The journey from theme-park performer to resident artist in Washington, D.C. has not been without stumbling blocks for a Texas State alumnus, but it has been rewarding.
Professional dancer Matthew Cumbie didn’t originally want to dance. During high school, he was involved in soccer and choir. His interest in dance sparked when he started working at the Six Flags AstroWorld in Houston.
“At first I auditioned for a singing position at what was AstroWorld,” Cumbie said. “The guy I worked for really encouraged me to try out for the dancing part, and I really enjoyed it.”
While attending Texas Lutheran College, Cumbie got involved with a dance studio in Seguin. After studying communication, Cumbie would go to the studio to teach or strengthen his own dancing abilities.
Cumbie joined Texas State to study dance, with some prompting from his instructor, after earning a bachelor’s in communication studies from Texas Lutheran.
“This was the first time I was introduced to modern dance and improv,” Cumbie said. “It really allowed me to explore how my body worked anatomically. The program there was key in helping me develop the skills I have with me.”
Cumbie said the professors created rules that set the bar for himself, which he used as stepping stones.
Kaysie Seitz Brown, dance lecturer, said during his first modern course with her, Cumbie showed a natural ability to pick up movement and didn’t struggle like other students.
“Matt is full of sensation.
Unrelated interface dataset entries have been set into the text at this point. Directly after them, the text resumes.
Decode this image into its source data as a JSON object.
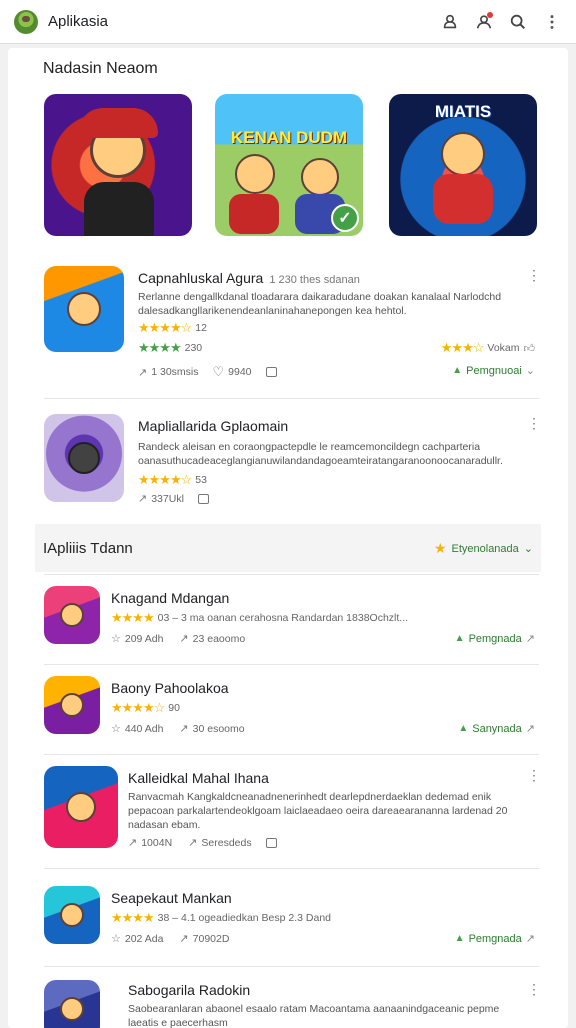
{
  "app": {
    "title": "Aplikasia"
  },
  "colors": {
    "accent": "#2e7d32",
    "star": "#f5b400",
    "notification": "#e53935"
  },
  "featured": {
    "title": "Nadasin Neaom",
    "banners": [
      {
        "label": "",
        "icon": "character-art-icon"
      },
      {
        "label": "KENAN DUDM",
        "icon": "character-art-icon",
        "badge": "✓"
      },
      {
        "label": "MIATIS",
        "icon": "character-art-icon"
      }
    ]
  },
  "apps_top": [
    {
      "name": "Capnahluskal Agura",
      "sub": "1 230 thes sdanan",
      "desc": "Rerlanne dengallkdanal tloadarara daikaradudane doakan kanalaal Narlodchd dalesadkangllarikenendeanlaninahanepongen kea hehtol.",
      "rating1": "12",
      "rating2": "230",
      "rating_right": "Vokam",
      "stat1": "1 30smsis",
      "stat2": "9940",
      "install": "Pemgnuoai"
    },
    {
      "name": "Mapliallarida Gplaomain",
      "sub": "",
      "desc": "Randeck aleisan en coraongpactepdle le reamcemoncildegn cachparteria oanasuthucadeaceglangianuwilandandagoeamteiratangaranoonoocanaradullr.",
      "rating1": "53",
      "stat1": "337Ukl",
      "install": ""
    }
  ],
  "section": {
    "title": "IApliiis Tdann",
    "filter": "Etyenolanada"
  },
  "apps_list": [
    {
      "name": "Knagand Mdangan",
      "line": "03 – 3 ma oanan cerahosna Randardan 1838Ochzlt...",
      "stat1": "209 Adh",
      "stat2": "23 eaoomo",
      "install": "Pemgnada"
    },
    {
      "name": "Baony Pahoolakoa",
      "line": "90",
      "stat1": "440 Adh",
      "stat2": "30 esoomo",
      "install": "Sanynada"
    },
    {
      "name": "Kalleidkal Mahal Ihana",
      "desc": "Ranvacmah Kangkaldcneanadnenerinhedt dearlepdnerdaeklan dedemad enik pepacoan parkalartendeoklgoam laiclaeadaeo oeira dareaearananna lardenad 20 nadasan ebam.",
      "stat1": "1004N",
      "stat2": "Seresdeds"
    },
    {
      "name": "Seapekaut Mankan",
      "line": "38 – 4.1 ogeadiedkan Besp 2.3 Dand",
      "stat1": "202 Ada",
      "stat2": "70902D",
      "install": "Pemgnada"
    },
    {
      "name": "Sabogarila Radokin",
      "desc": "Saobearanlaran abaonel esaalo ratam Macoantama aanaanindgaceanic pepme laeatis e paecerhasm aicoaalaarkaneteraalaataimalanaceutbanintenanaaonsamadaoe."
    }
  ]
}
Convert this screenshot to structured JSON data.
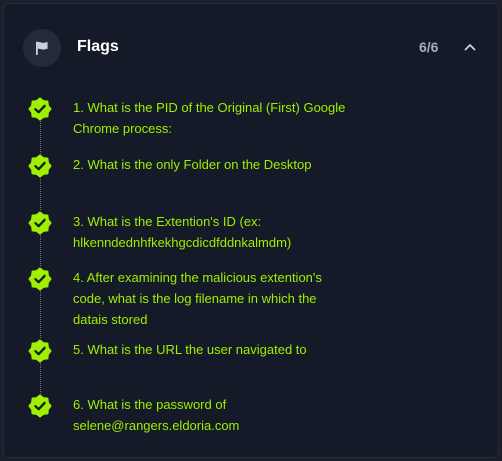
{
  "header": {
    "title": "Flags",
    "progress": "6/6",
    "completed": 6,
    "total": 6,
    "flag_icon": "flag-icon",
    "collapse_icon": "chevron-up-icon"
  },
  "colors": {
    "accent_green": "#9fef00",
    "panel_bg": "#141a27",
    "page_bg": "#1a1f2b"
  },
  "flags": [
    {
      "status": "completed",
      "lines": [
        "1. What is the PID of the Original (First) Google",
        "Chrome process:"
      ]
    },
    {
      "status": "completed",
      "lines": [
        "2. What is the only Folder on the Desktop"
      ]
    },
    {
      "status": "completed",
      "lines": [
        "3. What is the Extention's ID (ex:",
        "hlkenndednhfkekhgcdicdfddnkalmdm)"
      ]
    },
    {
      "status": "completed",
      "lines": [
        "4. After examining the malicious extention's",
        "code, what is the log filename in which the",
        "datais stored"
      ]
    },
    {
      "status": "completed",
      "lines": [
        "5. What is the URL the user navigated to"
      ]
    },
    {
      "status": "completed",
      "lines": [
        "6. What is the password of",
        "selene@rangers.eldoria.com"
      ]
    }
  ]
}
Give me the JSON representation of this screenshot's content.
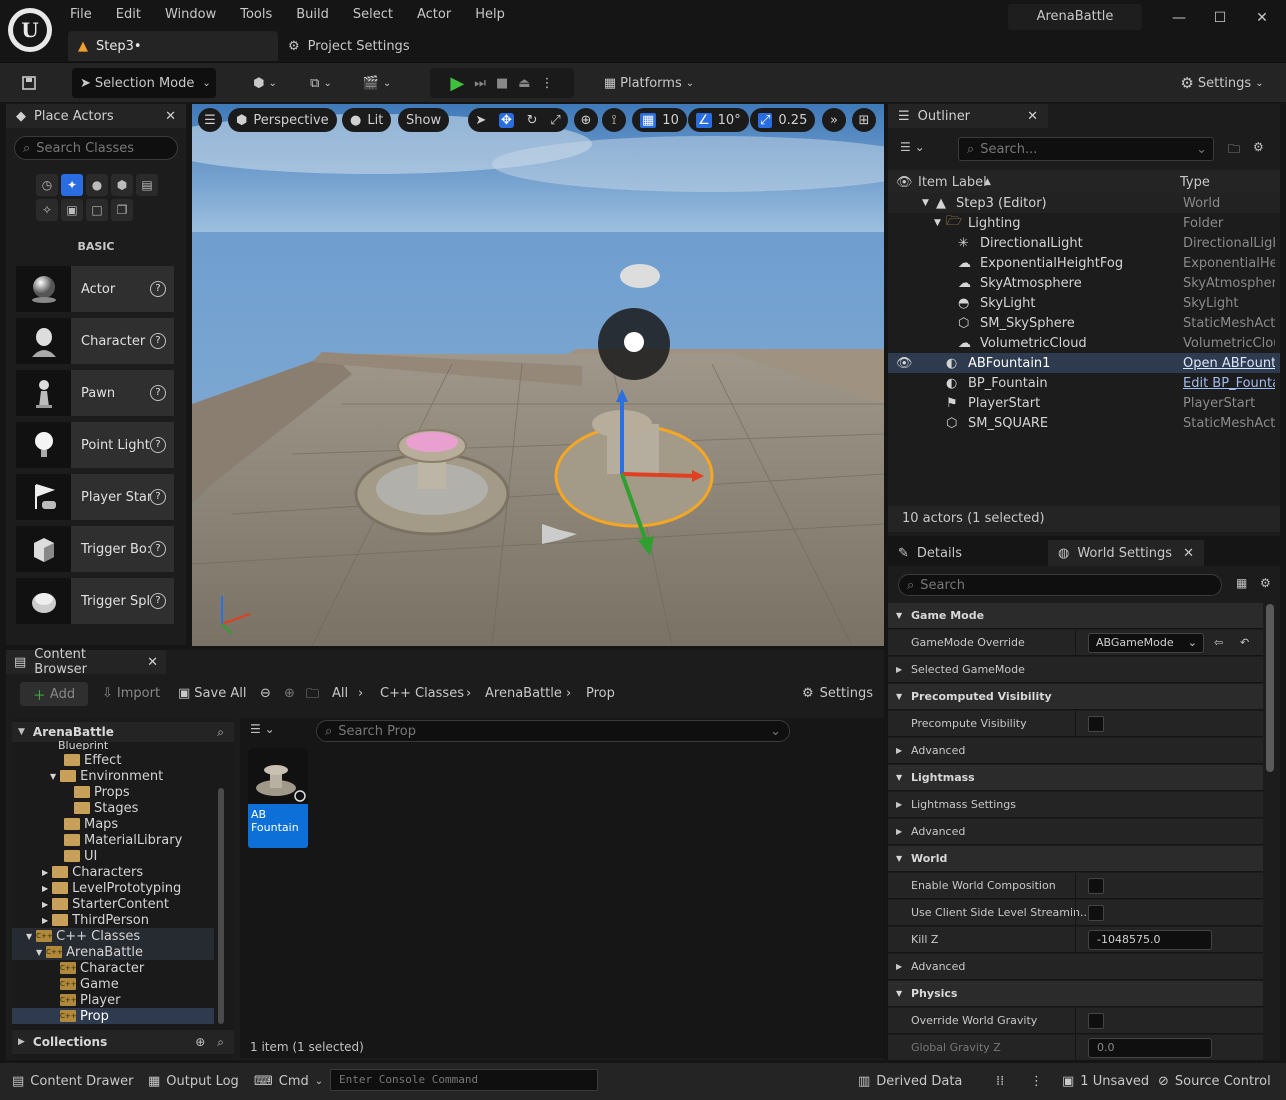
{
  "window": {
    "project_name": "ArenaBattle",
    "menu": [
      "File",
      "Edit",
      "Window",
      "Tools",
      "Build",
      "Select",
      "Actor",
      "Help"
    ],
    "tabs": [
      {
        "label": "Step3•"
      },
      {
        "label": "Project Settings"
      }
    ]
  },
  "toolbar": {
    "selection_mode": "Selection Mode",
    "platforms": "Platforms",
    "settings": "Settings"
  },
  "place_actors": {
    "title": "Place Actors",
    "search_placeholder": "Search Classes",
    "category": "BASIC",
    "items": [
      "Actor",
      "Character",
      "Pawn",
      "Point Light",
      "Player Star",
      "Trigger Bo:",
      "Trigger Spl"
    ]
  },
  "viewport": {
    "perspective": "Perspective",
    "lit": "Lit",
    "show": "Show",
    "grid_snap": "10",
    "rotation_snap": "10°",
    "scale_snap": "0.25"
  },
  "outliner": {
    "title": "Outliner",
    "search_placeholder": "Search...",
    "col_label": "Item Label",
    "col_type": "Type",
    "rows": [
      {
        "label": "Step3 (Editor)",
        "type": "World"
      },
      {
        "label": "Lighting",
        "type": "Folder"
      },
      {
        "label": "DirectionalLight",
        "type": "DirectionalLight"
      },
      {
        "label": "ExponentialHeightFog",
        "type": "ExponentialHeigh"
      },
      {
        "label": "SkyAtmosphere",
        "type": "SkyAtmosphere"
      },
      {
        "label": "SkyLight",
        "type": "SkyLight"
      },
      {
        "label": "SM_SkySphere",
        "type": "StaticMeshActor"
      },
      {
        "label": "VolumetricCloud",
        "type": "VolumetricCloud"
      },
      {
        "label": "ABFountain1",
        "type": "Open ABFountain"
      },
      {
        "label": "BP_Fountain",
        "type": "Edit BP_Fountain"
      },
      {
        "label": "PlayerStart",
        "type": "PlayerStart"
      },
      {
        "label": "SM_SQUARE",
        "type": "StaticMeshActor"
      }
    ],
    "count": "10 actors (1 selected)"
  },
  "details": {
    "tab_details": "Details",
    "tab_world": "World Settings",
    "search_placeholder": "Search",
    "rows": [
      {
        "label": "Game Mode"
      },
      {
        "label": "GameMode Override",
        "value": "ABGameMode"
      },
      {
        "label": "Selected GameMode"
      },
      {
        "label": "Precomputed Visibility"
      },
      {
        "label": "Precompute Visibility"
      },
      {
        "label": "Advanced"
      },
      {
        "label": "Lightmass"
      },
      {
        "label": "Lightmass Settings"
      },
      {
        "label": "Advanced"
      },
      {
        "label": "World"
      },
      {
        "label": "Enable World Composition"
      },
      {
        "label": "Use Client Side Level Streamin..."
      },
      {
        "label": "Kill Z",
        "value": "-1048575.0"
      },
      {
        "label": "Advanced"
      },
      {
        "label": "Physics"
      },
      {
        "label": "Override World Gravity"
      },
      {
        "label": "Global Gravity Z",
        "value": "0.0"
      }
    ]
  },
  "content_browser": {
    "title": "Content Browser",
    "add": "Add",
    "import": "Import",
    "save_all": "Save All",
    "breadcrumb": [
      "All",
      "C++ Classes",
      "ArenaBattle",
      "Prop"
    ],
    "settings": "Settings",
    "root": "ArenaBattle",
    "tree": [
      "Blueprint",
      "Effect",
      "Environment",
      "Props",
      "Stages",
      "Maps",
      "MaterialLibrary",
      "UI",
      "Characters",
      "LevelPrototyping",
      "StarterContent",
      "ThirdPerson",
      "C++ Classes",
      "ArenaBattle",
      "Character",
      "Game",
      "Player",
      "Prop"
    ],
    "collections": "Collections",
    "search_placeholder": "Search Prop",
    "asset_name": "AB Fountain",
    "count": "1 item (1 selected)"
  },
  "status": {
    "content_drawer": "Content Drawer",
    "output_log": "Output Log",
    "cmd": "Cmd",
    "console_placeholder": "Enter Console Command",
    "derived_data": "Derived Data",
    "unsaved": "1 Unsaved",
    "source_control": "Source Control"
  },
  "colors": {
    "accent": "#0d70d8",
    "play": "#3fc03f",
    "selection": "#2e3a4e"
  }
}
He seemed to understand how to move authentically and what he could do with choreography. Plus, he always took an advantage to learn and grow,” Brown said. “We had this routine where he would come to my office, sit on the floor, and just ask questions about dancing or anything.”
After graduating, Cumbie spent the summer in New York at a professional training program. At the end of that session, he came back to Texas and soon enrolled in the dancing program at Texas Woman’s University to get his master’s.
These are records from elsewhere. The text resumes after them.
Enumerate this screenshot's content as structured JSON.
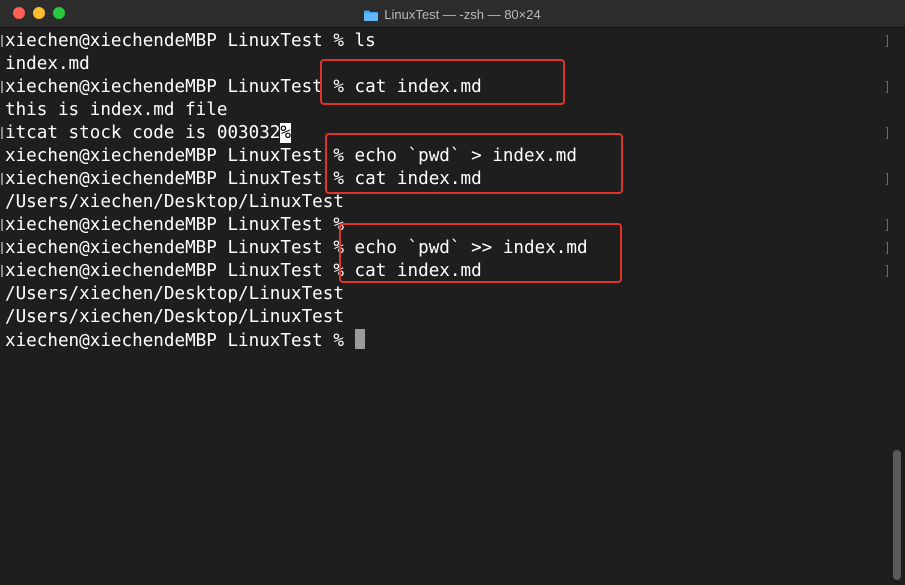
{
  "window": {
    "title": "LinuxTest — -zsh — 80×24",
    "folder_icon": "folder-icon",
    "controls": [
      "close",
      "minimize",
      "zoom"
    ]
  },
  "terminal": {
    "lines": [
      "xiechen@xiechendeMBP LinuxTest % ls",
      "index.md",
      "xiechen@xiechendeMBP LinuxTest % cat index.md",
      "this is index.md file",
      "itcat stock code is 003032",
      "xiechen@xiechendeMBP LinuxTest % echo `pwd` > index.md",
      "xiechen@xiechendeMBP LinuxTest % cat index.md",
      "/Users/xiechen/Desktop/LinuxTest",
      "xiechen@xiechendeMBP LinuxTest %",
      "xiechen@xiechendeMBP LinuxTest % echo `pwd` >> index.md",
      "xiechen@xiechendeMBP LinuxTest % cat index.md",
      "/Users/xiechen/Desktop/LinuxTest",
      "/Users/xiechen/Desktop/LinuxTest",
      "xiechen@xiechendeMBP LinuxTest % "
    ],
    "no_newline_marker": "%"
  },
  "colors": {
    "background": "#1e1e1e",
    "text": "#ffffff",
    "annotation_box": "#e0342a"
  }
}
During his excursions and graduate courses, Cumbie stayed in touch with his San Marcos mentors. LeAnne Smith, director of the dance division, said Cumbie came to her when there was confusion about the concert on which he was working.
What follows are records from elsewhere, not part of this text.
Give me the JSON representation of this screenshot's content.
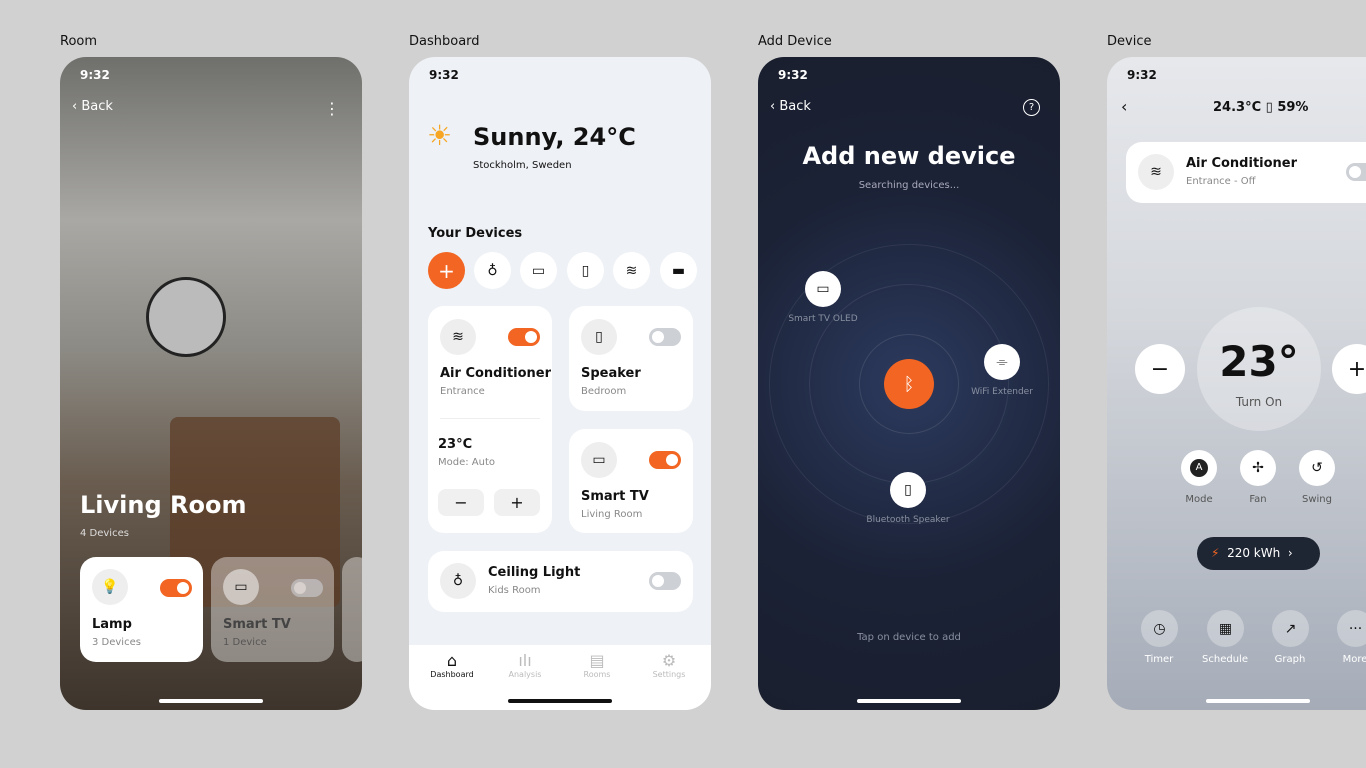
{
  "screens": {
    "room": "Room",
    "dashboard": "Dashboard",
    "add": "Add Device",
    "device": "Device"
  },
  "status": {
    "time": "9:32",
    "signal": "▮▮▮ ◠ ▬"
  },
  "room": {
    "back": "Back",
    "menu": "⋮",
    "title": "Living Room",
    "subtitle": "4 Devices",
    "cards": [
      {
        "name": "Lamp",
        "sub": "3 Devices",
        "on": true,
        "icon": "bulb-icon"
      },
      {
        "name": "Smart TV",
        "sub": "1 Device",
        "on": false,
        "icon": "tv-icon"
      }
    ]
  },
  "dashboard": {
    "weather": "Sunny, 24°C",
    "location": "Stockholm, Sweden",
    "section": "Your Devices",
    "ac": {
      "name": "Air Conditioner",
      "room": "Entrance",
      "on": true,
      "temp": "23°C",
      "mode": "Mode: Auto",
      "minus": "−",
      "plus": "+"
    },
    "speaker": {
      "name": "Speaker",
      "room": "Bedroom",
      "on": false
    },
    "tv": {
      "name": "Smart TV",
      "room": "Living Room",
      "on": true
    },
    "light": {
      "name": "Ceiling Light",
      "room": "Kids Room",
      "on": false
    },
    "nav": [
      "Dashboard",
      "Analysis",
      "Rooms",
      "Settings"
    ]
  },
  "add": {
    "back": "Back",
    "title": "Add new device",
    "sub": "Searching devices...",
    "devices": [
      "Smart TV OLED",
      "WiFi Extender",
      "Bluetooth Speaker"
    ],
    "hint": "Tap on device to add"
  },
  "device": {
    "temp": "24.3°C",
    "humidity": "59%",
    "name": "Air Conditioner",
    "meta": "Entrance  -  Off",
    "setpoint": "23°",
    "state": "Turn On",
    "modes": [
      "Mode",
      "Fan",
      "Swing"
    ],
    "energy": "220 kWh",
    "actions": [
      "Timer",
      "Schedule",
      "Graph",
      "More"
    ]
  },
  "colors": {
    "accent": "#f26522",
    "dark": "#1c2333"
  }
}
“Graduate school is difficult in any field. At that point he became very frustrated,” Smith said. “We did a lot of talking, and I helped him reexamine and approach the (faculty) about his disappointment. I was just being a springboard and reflected my perception of the situation. I was just there for him.”
Cumbie went on to graduate with his master’s in dancing and traveled back up to New York. After a short stay there, he was hired by a dance company in Washington, D.C. as a resident artist.
The Dance Exchange is a modern dance and theater company that offers classes and creates professional performances.
“Everything in the Dance Exchange is anatomically based,” Cumbie said. “We really work on how the bones and muscles work with the floor. Many of the lessons I gained at Texas State trickle into what I’m doing here.”
At the Dance Exchange, he rehearses and helps to develop ideas within the company. He coordinates workshops and teaches improvisation classes to all levels of dancing.
“We work with a lot of different dance companies and are open to teaching all ages,” Cumbie said. “I love improv because it creates a space open to everyone but pushes them as well.”
Cumbie said the journey to the Dance Exchange was consistently filled with lessons from his mentors at Texas State.
“Getting here hasn’t been without hardships, but I’m definitely fortunate to be here,” Cumbie said. “The atmosphere cultivated by the faculty was essential, just having the space, and them being open to me creating and exploring new ideas changed everything.”